[wzslider autoplay=”true” info=”true”]
Bagpipes, shamrocks and lots (and lots) of beer – yes, St. Patrick’s Day, the day when everyone in the world is Irish is this Monday, March 17.
As an international exchange student from Ireland I have been finding out what the city has to offer for this upcoming weekend. From the stories I have heard I think I picked the perfect place to study as there seems to be no better place to be in the U.S. than Chicago this weekend. The city is well-known for its St. Patrick’s Day celebrations and how it’s influenced by its Irish population. I am excited to temporarily add to that Irish population this year and to experience the holiday in my second home.
Back in Ireland St. Patrick’s Day is still primarily a religious festival. St Patrick is known as the patron saint of Ireland, and in my county of Armagh, he is especially famous for being our first-ever Bishop. Although he was originally brought to Ireland as a slave from Great Britain, he decided to later return as a Christian missionary. He is notoriously remembered for chasing all the snakes out of Ireland, a legged closely upheld in the Irish culture.
On the holy day, children are off school which makes it perfect for the whole family to celebrate Mass in the morning. In the afternoon each town usually has its own parade, s full of school kids and church groups showing off their music and talents. In the evening families are likely to head down together to the local GAA (Irish football) club to celebrate with a few Guinness beers in a friendly atmosphere. This is the one time of year when it is acceptable for kids to be running around a pub in the early hours of the morning. There are men in kilts, carrying bagpipes and dancing along with dressed up Irish dancers to the traditional tunes. Every pub is packed full and all the green flags are flying high in the air. One special tradition in Ireland is to have Mass said completely in Irish on St. Patrick’s Day. For the older generations, this is a great reminder of Irish culture. However, for the younger generations who are only accustomed to knowing the Our Father in Irish, Irish Mass can be a tough task.
Contrary to popular belief, the whole island of Ireland does not flock to Dublin every year to watch the biggest parade in the country that is televised. This parade is mainly attended by Dubliners and tourists who have decided to celebrate in the city. The local town parades are likely the only ones that every Irish kid will see each year. However, if you are lucky enough, your parents may bring you to see the official Dublin parade at least once throughout your childhood. But I’m still waiting for the year when my parents will consider me good enough to make the trip. And at 21, I’m giving up hope. The truth is that many Irish people think Dublin is too busy on the holiday and prefer to sit in the comfort of their own home to watch the parade on TV, similar to the events that happen in the city of Chicago on St. Patrick’s Day.
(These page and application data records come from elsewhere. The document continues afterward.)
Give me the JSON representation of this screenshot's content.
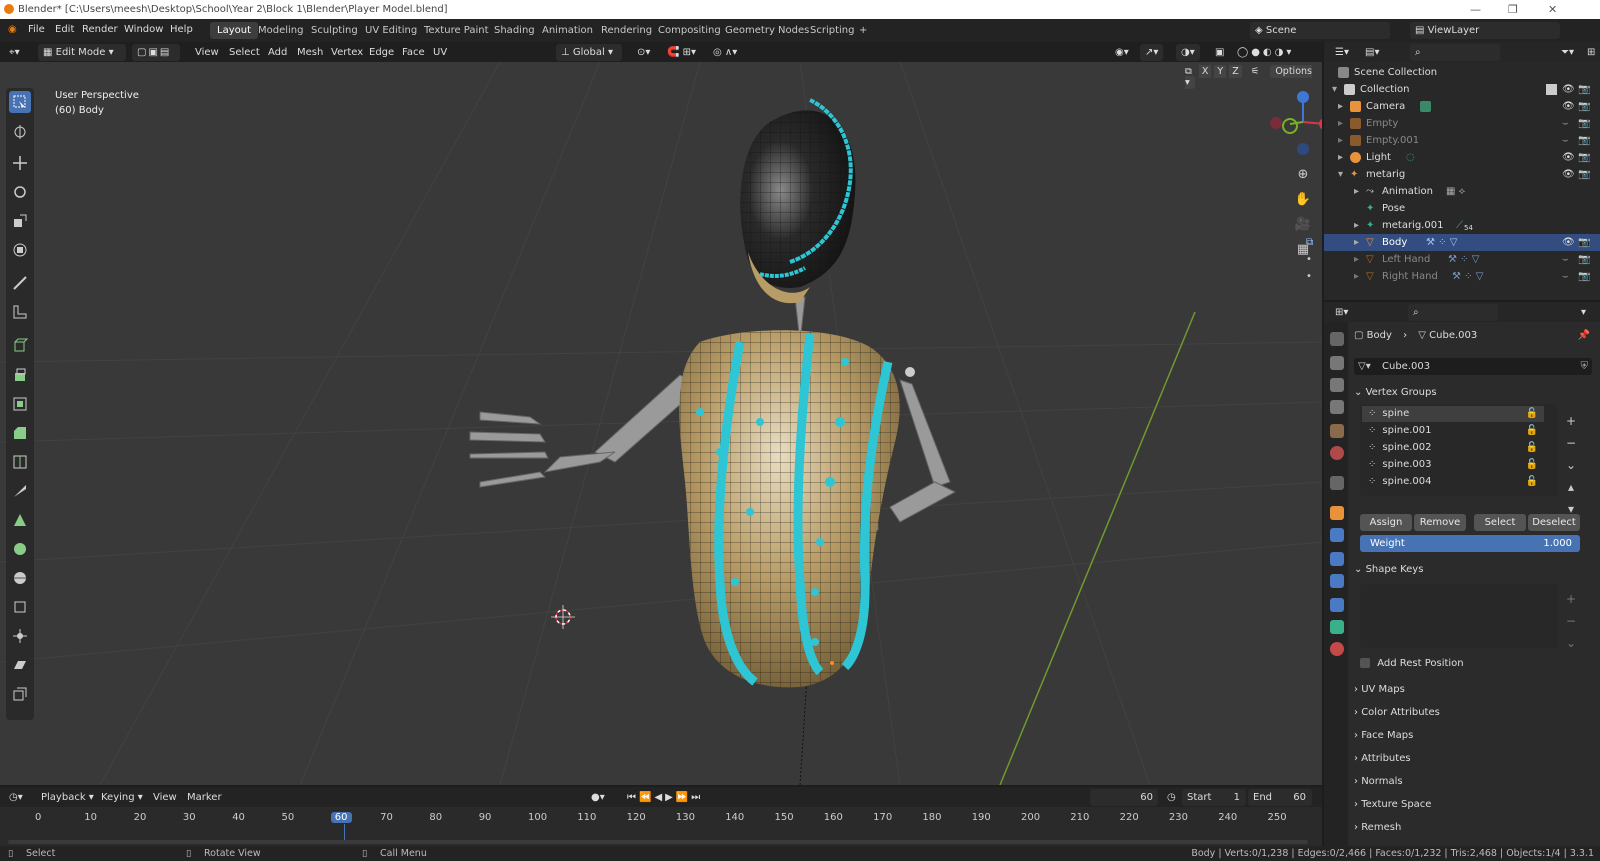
{
  "window": {
    "title": "Blender* [C:\\Users\\meesh\\Desktop\\School\\Year 2\\Block 1\\Blender\\Player Model.blend]"
  },
  "menus": [
    "File",
    "Edit",
    "Render",
    "Window",
    "Help"
  ],
  "workspaces": [
    "Layout",
    "Modeling",
    "Sculpting",
    "UV Editing",
    "Texture Paint",
    "Shading",
    "Animation",
    "Rendering",
    "Compositing",
    "Geometry Nodes",
    "Scripting",
    "+"
  ],
  "scene": {
    "scene_label": "Scene",
    "viewlayer_label": "ViewLayer"
  },
  "viewport_header": {
    "mode": "Edit Mode",
    "menus": [
      "View",
      "Select",
      "Add",
      "Mesh",
      "Vertex",
      "Edge",
      "Face",
      "UV"
    ],
    "transform": "Global",
    "axes": [
      "X",
      "Y",
      "Z"
    ],
    "options": "Options"
  },
  "viewport": {
    "perspective": "User Perspective",
    "object_info": "(60) Body"
  },
  "outliner": {
    "rows": [
      {
        "label": "Scene Collection",
        "indent": 0
      },
      {
        "label": "Collection",
        "indent": 1
      },
      {
        "label": "Camera",
        "indent": 2
      },
      {
        "label": "Empty",
        "indent": 2,
        "dim": true
      },
      {
        "label": "Empty.001",
        "indent": 2,
        "dim": true
      },
      {
        "label": "Light",
        "indent": 2
      },
      {
        "label": "metarig",
        "indent": 2
      },
      {
        "label": "Animation",
        "indent": 3
      },
      {
        "label": "Pose",
        "indent": 3
      },
      {
        "label": "metarig.001",
        "indent": 3
      },
      {
        "label": "Body",
        "indent": 3,
        "selected": true
      },
      {
        "label": "Left Hand",
        "indent": 3,
        "dim": true
      },
      {
        "label": "Right Hand",
        "indent": 3,
        "dim": true
      }
    ],
    "badge": "54"
  },
  "properties": {
    "breadcrumb_object": "Body",
    "breadcrumb_mesh": "Cube.003",
    "mesh_name": "Cube.003",
    "vertex_groups_title": "Vertex Groups",
    "vertex_groups": [
      "spine",
      "spine.001",
      "spine.002",
      "spine.003",
      "spine.004"
    ],
    "buttons": [
      "Assign",
      "Remove",
      "Select",
      "Deselect"
    ],
    "weight_label": "Weight",
    "weight_value": "1.000",
    "shape_keys_title": "Shape Keys",
    "add_rest_position": "Add Rest Position",
    "sections": [
      "UV Maps",
      "Color Attributes",
      "Face Maps",
      "Attributes",
      "Normals",
      "Texture Space",
      "Remesh"
    ]
  },
  "timeline": {
    "menus": [
      "Playback",
      "Keying",
      "View",
      "Marker"
    ],
    "current_frame": "60",
    "start_label": "Start",
    "start": "1",
    "end_label": "End",
    "end": "60",
    "ticks": [
      "0",
      "10",
      "20",
      "30",
      "40",
      "50",
      "60",
      "70",
      "80",
      "90",
      "100",
      "110",
      "120",
      "130",
      "140",
      "150",
      "160",
      "170",
      "180",
      "190",
      "200",
      "210",
      "220",
      "230",
      "240",
      "250"
    ]
  },
  "status": {
    "left": "Select",
    "middle": "Rotate View",
    "right": "Call Menu",
    "stats": "Body | Verts:0/1,238 | Edges:0/2,466 | Faces:0/1,232 | Tris:2,468 | Objects:1/4 | 3.3.1"
  },
  "colors": {
    "accent": "#4772b3",
    "selection": "#334d80",
    "seam": "#2ec6d4",
    "mesh": "#c8b07a",
    "grid_green": "#6f9a2e"
  }
}
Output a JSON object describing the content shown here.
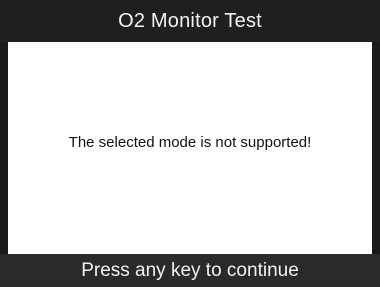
{
  "header": {
    "title": "O2 Monitor Test"
  },
  "main": {
    "message": "The selected mode is not supported!"
  },
  "footer": {
    "prompt": "Press any key to continue"
  },
  "colors": {
    "frame": "#1a1a1a",
    "content_bg": "#ffffff",
    "header_text": "#f2f2f2",
    "message_text": "#111111"
  }
}
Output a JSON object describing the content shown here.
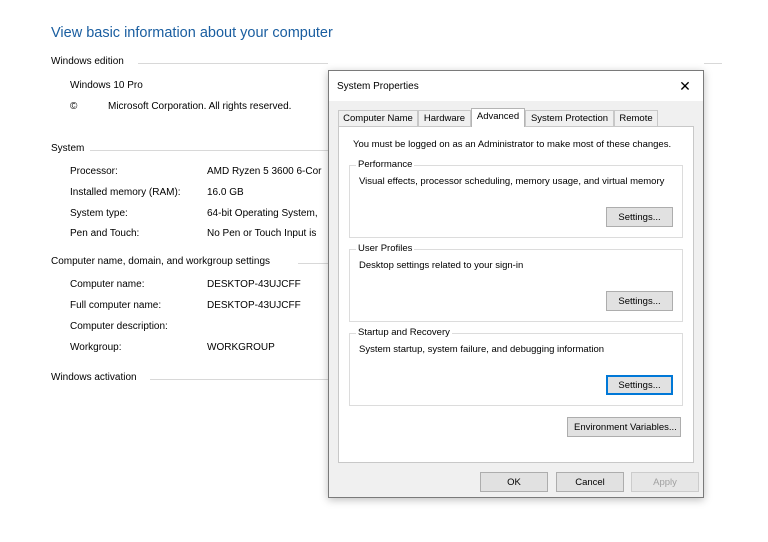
{
  "background": {
    "title": "View basic information about your computer",
    "windows_edition": {
      "header": "Windows edition",
      "edition": "Windows 10 Pro",
      "copyright_symbol": "©",
      "copyright_text": "Microsoft Corporation. All rights reserved."
    },
    "system": {
      "header": "System",
      "rows": [
        {
          "label": "Processor:",
          "value": "AMD Ryzen 5 3600 6-Cor"
        },
        {
          "label": "Installed memory (RAM):",
          "value": "16.0 GB"
        },
        {
          "label": "System type:",
          "value": "64-bit Operating System,"
        },
        {
          "label": "Pen and Touch:",
          "value": "No Pen or Touch Input is"
        }
      ]
    },
    "computer_name": {
      "header": "Computer name, domain, and workgroup settings",
      "rows": [
        {
          "label": "Computer name:",
          "value": "DESKTOP-43UJCFF"
        },
        {
          "label": "Full computer name:",
          "value": "DESKTOP-43UJCFF"
        },
        {
          "label": "Computer description:",
          "value": ""
        },
        {
          "label": "Workgroup:",
          "value": "WORKGROUP"
        }
      ]
    },
    "activation": {
      "header": "Windows activation"
    }
  },
  "dialog": {
    "title": "System Properties",
    "close_glyph": "✕",
    "tabs": [
      "Computer Name",
      "Hardware",
      "Advanced",
      "System Protection",
      "Remote"
    ],
    "active_tab": "Advanced",
    "notice": "You must be logged on as an Administrator to make most of these changes.",
    "groups": {
      "performance": {
        "legend": "Performance",
        "description": "Visual effects, processor scheduling, memory usage, and virtual memory",
        "button": "Settings..."
      },
      "user_profiles": {
        "legend": "User Profiles",
        "description": "Desktop settings related to your sign-in",
        "button": "Settings..."
      },
      "startup_recovery": {
        "legend": "Startup and Recovery",
        "description": "System startup, system failure, and debugging information",
        "button": "Settings..."
      }
    },
    "env_button": "Environment Variables...",
    "ok": "OK",
    "cancel": "Cancel",
    "apply": "Apply"
  },
  "colors": {
    "title_link": "#1a5ea0",
    "focus_border": "#0078d7"
  }
}
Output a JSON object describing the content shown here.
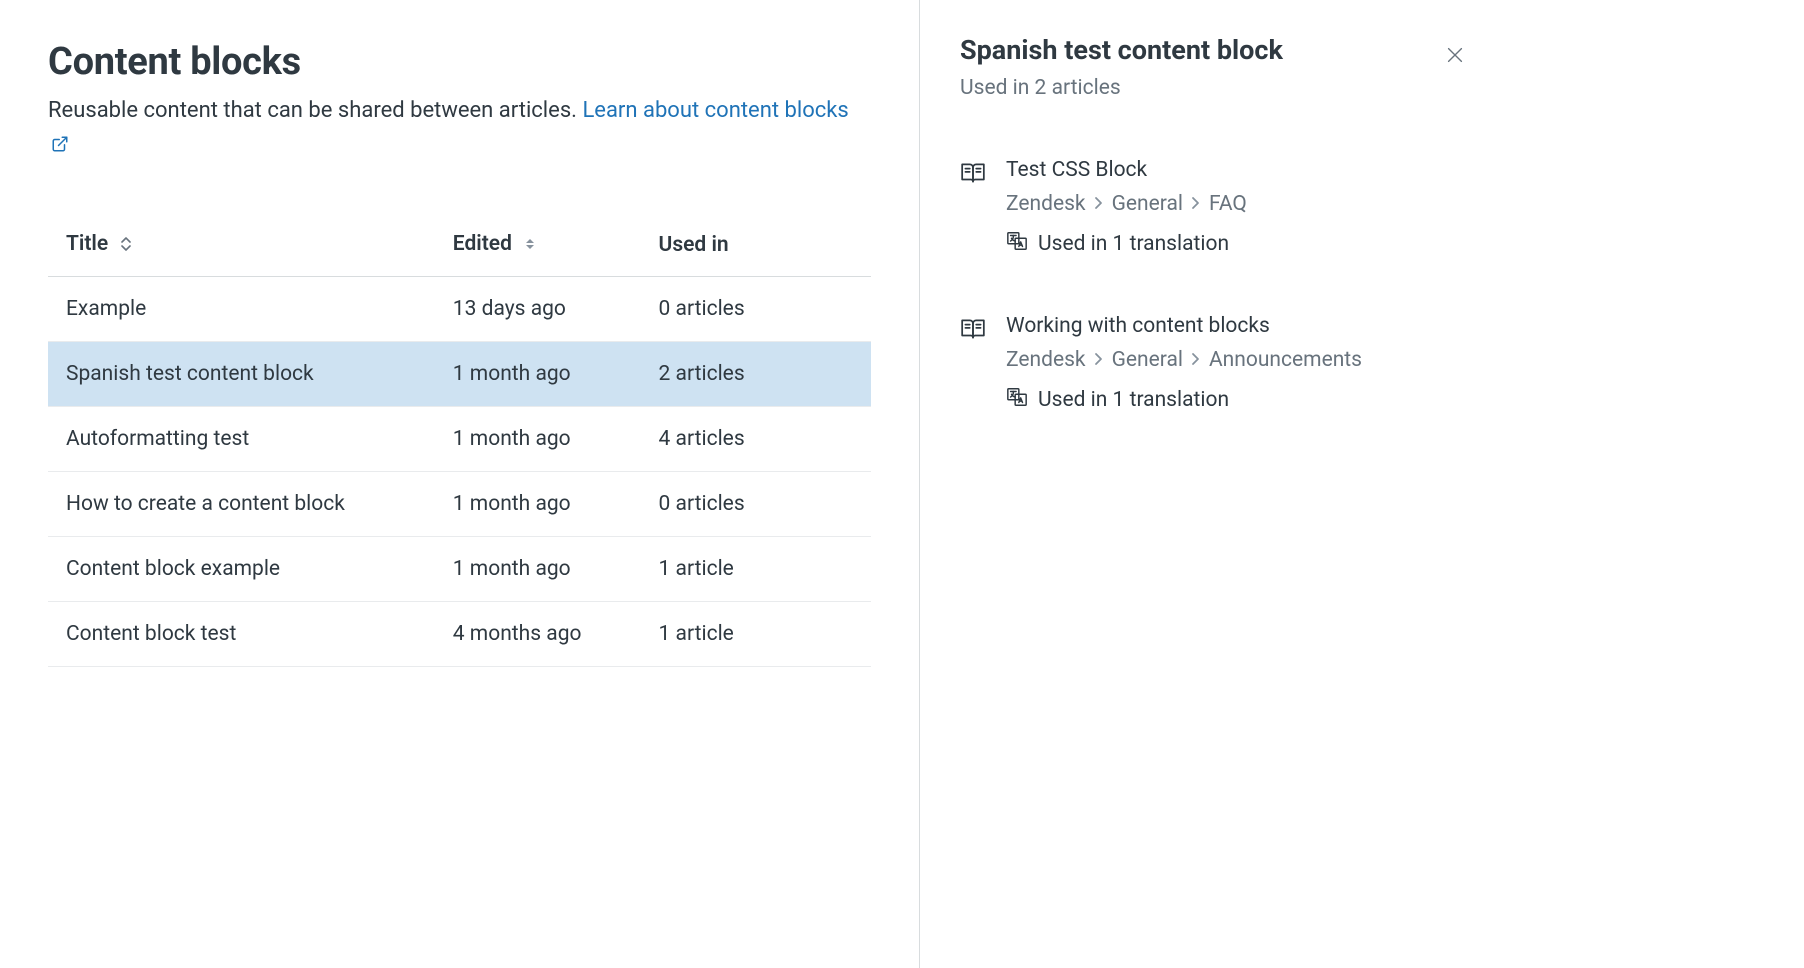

As I asked students about what actually happens in Chicago, I quickly realized that the holiday is more than a one-day celebration. The Windy City turns the celebration into a full weekend of activities involving all things Irish. Chicagoans were quick to show their pride when describing what their city has to offer, telling me all about the numerous events to check out. The stories of the parade downtown, wild pub crawls and the abundance of family-friendly festivities prove that Chicago has something for everyone.
Aritza Perez, a junior international business major, stated that the best part of being in the city is the downtown parade, because it brings the whole city together. Perez, who comes from a Mexican background, sees the parade as a time to learn about another nation’s culture.
The parade starts at noon this Saturday at Balbo Ave. and Columbus Dr. within Grant Park and continues down Monroe. It lasts for roughly three hours, but get there early to ensure a good view.
Alexander Stoll, a 22-year-old finance major originally from San Diego, said the sea of green that overtakes the city is his favorite Chicago St. Patrick’s Day memory.
“I love how even when it’s cold outside or there is still some snow the city is [full of] color. It’s always a happy time that feels like spring,” Stoll said.
And, of course, there cannot be an article about St. Patrick’s Day celebrations without mentioning the Chicago River being dyed green. Allie Jameson, a senior international business major, said this is the best part about the weekend’s festivities.
“It is an iconic part of the Chicago festival,” Jameson said. “Every kid loves to get up early and get a great spot to see the river changing color. Even as a college student I still love to go every year.”
The River is dyed at 10 a.m. on Saturday, March 15 just before the downtown parade. The Chicago Riverwalk, between Michigan Avenue and Columbus Drive, is one of the most ideal locations for viewing the green river.
Many local bars offer special deals for the holiday, but do your research early – tickets may be required for entry. One bar, The Irish Oak in the Lakeview neighborhood off the Addison stop on the Red line prides itself on its tradition to start the drinking as early as possible, offering a deal that incorporates both breakfast and drinks.
Whether it’s a backyard cookout on campus or a trip downtown to see the city-centered attractions, top of the mornin’ to you Loyolans, and have a Happy St. Patrick’s Day.
by Kirsty Keegan